Amazon is a fairly poor predictor of what I might like to read next. For some reason, their algorithms just don’t work well on me. I am trying to think of a time when Amazon suggested a book, and I thought, Yes, that is exactly what I need.
I’m thinking about this today for two reasons: first, because I’m in one of those in-between states, where I can’t quite figure out what to read next; and second, because of an Amazon email that’s been sitting in my inbox since yesterday with a subject: “Discovery your next read.”
The email was well-timed, what with me at sea between books, so of course I took a look at it. The list offered ten possibilities broken into five groups.
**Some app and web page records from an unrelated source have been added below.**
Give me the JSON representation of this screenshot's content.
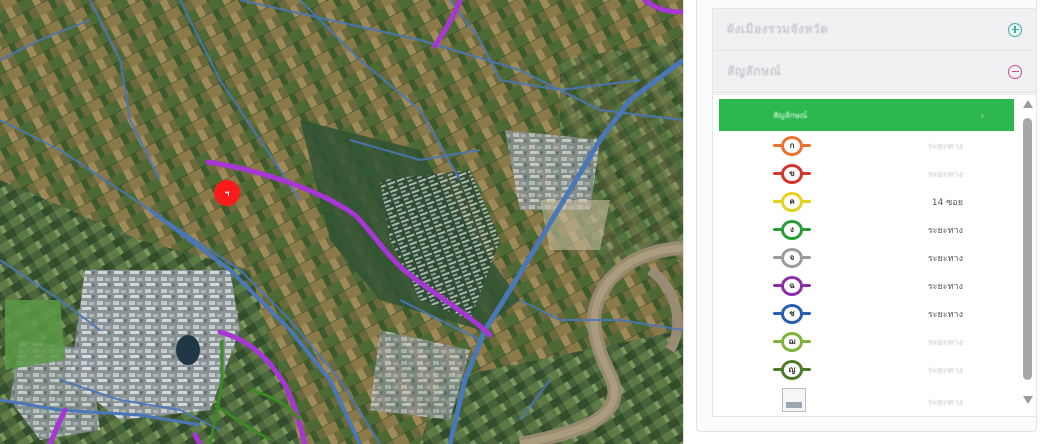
{
  "map": {
    "marker": {
      "label": "ฯ",
      "color": "#ff1a1a"
    },
    "colors": {
      "road": "#4a77b8",
      "highway": "#a637d4",
      "green_route": "#3b8a24",
      "river": "#9a8c74",
      "water": "#2a4a5a"
    }
  },
  "panel": {
    "section_1": {
      "title": "ผังเมืองรวมจังหวัด",
      "toggle_icon": "plus-circle-icon",
      "accent": "#33b3a0"
    },
    "section_2": {
      "title": "สัญลักษณ์",
      "toggle_icon": "minus-circle-icon",
      "accent": "#d14c8a"
    },
    "legend_header": {
      "left": "สัญลักษณ์",
      "right": "›",
      "color": "#2db74f"
    },
    "legend": [
      {
        "code": "ก",
        "color": "#e9732f",
        "value": "ระยะทาง"
      },
      {
        "code": "ข",
        "color": "#d3362c",
        "value": "ระยะทาง"
      },
      {
        "code": "ค",
        "color": "#e5d21c",
        "value": "14 ซอย"
      },
      {
        "code": "ง",
        "color": "#2a9c3a",
        "value": "ระยะทาง"
      },
      {
        "code": "จ",
        "color": "#9b9b9b",
        "value": "ระยะทาง"
      },
      {
        "code": "ฉ",
        "color": "#8a2fa8",
        "value": "ระยะทาง"
      },
      {
        "code": "ช",
        "color": "#2a5fb0",
        "value": "ระยะทาง"
      },
      {
        "code": "ฌ",
        "color": "#7fb43a",
        "value": "ระยะทาง"
      },
      {
        "code": "ญ",
        "color": "#4f7a2a",
        "value": "ระยะทาง"
      }
    ],
    "last_row": {
      "value": "ระยะทาง"
    }
  }
}
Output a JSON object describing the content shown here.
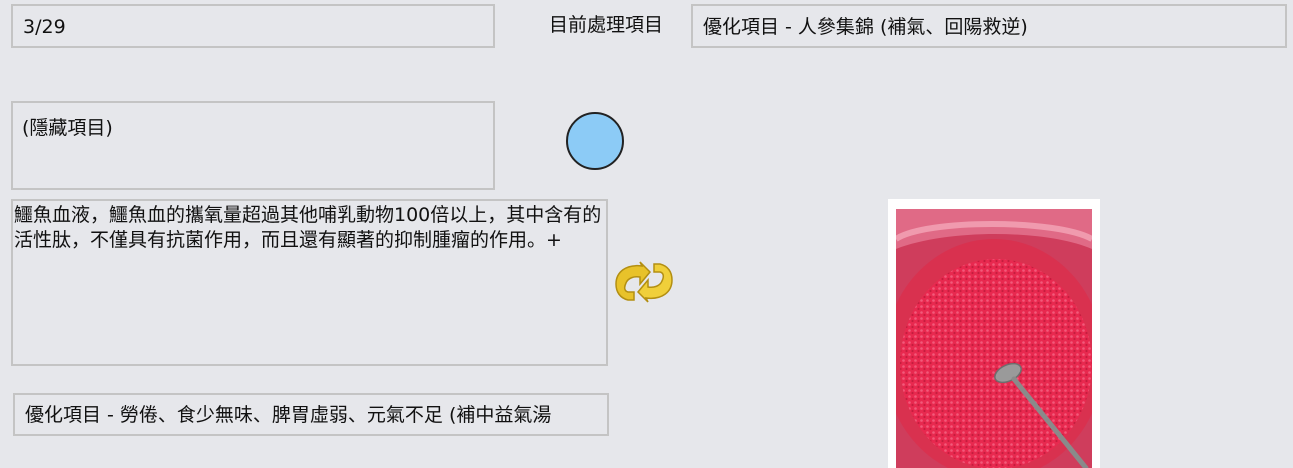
{
  "counter": "3/29",
  "current_label": "目前處理項目",
  "current_item": "優化項目 - 人參集錦 (補氣、回陽救逆)",
  "hidden_item": "(隱藏項目)",
  "description": "鱷魚血液，鱷魚血的攜氧量超過其他哺乳動物100倍以上，其中含有的活性肽，不僅具有抗菌作用，而且還有顯著的抑制腫瘤的作用。+",
  "option_item": "優化項目 - 勞倦、食少無味、脾胃虛弱、元氣不足 (補中益氣湯",
  "icons": {
    "status_circle": "circle-indicator-icon",
    "refresh": "refresh-icon",
    "photo": "red-powder-bowl-photo"
  },
  "colors": {
    "background": "#e6e7eb",
    "circle": "#8ccbf6",
    "refresh": "#e8c22a"
  }
}
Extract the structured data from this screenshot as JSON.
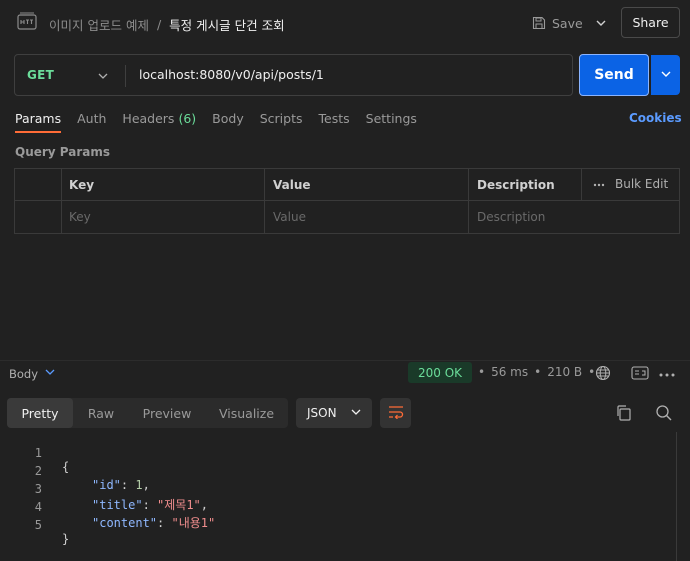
{
  "header": {
    "icon": "http-icon",
    "breadcrumb_parent": "이미지 업로드 예제",
    "breadcrumb_sep": "/",
    "breadcrumb_current": "특정 게시글 단건 조회",
    "save_label": "Save",
    "share_label": "Share"
  },
  "request": {
    "method": "GET",
    "url": "localhost:8080/v0/api/posts/1",
    "send_label": "Send"
  },
  "tabs": [
    {
      "label": "Params",
      "active": true
    },
    {
      "label": "Auth"
    },
    {
      "label": "Headers",
      "count": "(6)"
    },
    {
      "label": "Body"
    },
    {
      "label": "Scripts"
    },
    {
      "label": "Tests"
    },
    {
      "label": "Settings"
    }
  ],
  "cookies_label": "Cookies",
  "query_params": {
    "title": "Query Params",
    "headers": {
      "key": "Key",
      "value": "Value",
      "description": "Description",
      "bulk_edit": "Bulk Edit"
    },
    "placeholders": {
      "key": "Key",
      "value": "Value",
      "description": "Description"
    }
  },
  "response": {
    "body_label": "Body",
    "status": "200 OK",
    "time": "56 ms",
    "dot": "•",
    "size": "210 B",
    "view_tabs": [
      {
        "label": "Pretty",
        "active": true
      },
      {
        "label": "Raw"
      },
      {
        "label": "Preview"
      },
      {
        "label": "Visualize"
      }
    ],
    "format": "JSON",
    "lines": [
      {
        "num": "1",
        "text": "{"
      },
      {
        "num": "2",
        "key": "\"id\"",
        "value": "1",
        "type": "number",
        "trail": ","
      },
      {
        "num": "3",
        "key": "\"title\"",
        "value": "\"제목1\"",
        "type": "string",
        "trail": ","
      },
      {
        "num": "4",
        "key": "\"content\"",
        "value": "\"내용1\"",
        "type": "string",
        "trail": ""
      },
      {
        "num": "5",
        "text": "}"
      }
    ]
  },
  "colors": {
    "accent": "#ff6c37",
    "send": "#0b63e5",
    "method_get": "#6bdd9a",
    "status_ok": "#6bdd9a",
    "link": "#5b9bff"
  }
}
They are as follows:
Recommended for you
- Bird by Bird: Some Instructions on Writing and Life by Anne Lamott. I suspect this is because I recently read The Destiny Thief: Essays on Writing, Writers and Life by Richard Russo. Okay, maybe this is a fair recommendation, but there is a little luck involved here, as I will explain shortly.
- The Pioneers by David McCullough. This would be a great recommendation, right up my alley, if not for the fact that I have already read it.
Based on your reading
- Bridge of Sighs by Richard Russo. This is a better recommendation than the Anne Lamott because I just finished reading Empire Falls. See, I went from reading about Russo to wanting to read his writing, not more about writing. That’s the problem with the Lamott recommendation–well, one of them, anyway.
- Plain Text: The Poetics of Computation by Dennis Tenen. I suspect this is because I am partway through a fantastic book called Track Changes by Matthew Kirschenbaum, a history of the word processor. The only problem is, I’ve stalled on that book, not because it is bad–it is fantastic. But I am looking for something else at the moment. That makes Plain Text interesting, but not right for the moment.
Inspired by your wishlist
- The Joy of x: A Guided Tour of Math from One to Infinity by Steven Strogatz. It does sound interesting, but no, not now.
- Sync: How Order Emerges from Chaos in the Universe, Nature, and Daily Life by Steven Strogatz. Order certainly emerged from chaos here, where I got not one but two books by Strogatz, someone I’ve never heard of. What is on my wishlist that inspired these recommendations?
For you in biographies and memoirs
- Ten Innings at Wrigley by Kevin Cook. Okay, I have this audiobook, and it is downloaded to my phone, which is what I do for books that I plan on reading in the near future. This is a good prediction and recommendation, and I’ll give Amazon credit for this one.
- For the Good of the Game by Bud Selig. Interesting that both recommendations are related to baseball. This would be a good recommendation as well, yet once again, I have already read this book. Indeed, I enjoyed it so much I sent Selig a note, and even got a response from him!–Although it is possible the response I got was a form letter.
For you on Amazon charts
- Where the Crawdad Sings by Delia Owens. I’m sure it’s a great book, but it’s not up there on my radar anywhere.
- The New Girl by Daniel Silva. Not sure why Amazon would recommend the 19th book in a series when I haven’t read the first 18.
Okay, so if I were generous, I’d say that generally speaking, Amazon made 3 good recommendations: The Pioneers, Ten Innings at Wrigley, and For the Good of the Game. The problem is that I have already read two of those, so in practice, Amazon made only one good recommendation. One is better than none, I suppose, but it doesn’t encourage me to take their recommendations seriously.
There are two problems, as I see it:
First, Amazon doesn’t seem to know which books I have read and which I haven’t. I mark books “Finished” on Goodreads, which Amazon owns, so they have access to that data, and could, in theory, use that to eliminate recommendations and replace them with others. Moreover, I have finished 365 audiobooks on Audible, which Amazon also owns, and from which, they should be able to tell what I have finished and what I haven’t. That seems like a simple problem to fix.
The second problem is more complicated. Predictions work better, I suspect, for readers who read primarily within a set genre or two. But what of an eclectic reader, someone who reads, say, a classic collection of sportswriter interviews, and follows that up with a Hollywood memoir, after which he reads a book about NASA engineers, and then just for kicks, a book on the White House chiefs of staff. I suspect Amazon’s algorithms are good at saying, “If you liked the Kingkiller Chronicles, then you should try…” But how good are they at making recommendations for someone like me, whose whimsy is often guided by the butterfly effect of reading? Given that series of four books I j just listed, what direction does an algorithm take?
I empathize with Amazon’s prediction bots at times like these, when I am floating on an ocean with no interesting books in sight. Today, just to read something I started The Great American Sports Page: A Century of Classic Columns from Ring Lardner to Sally Jenkins. Maybe this one will take.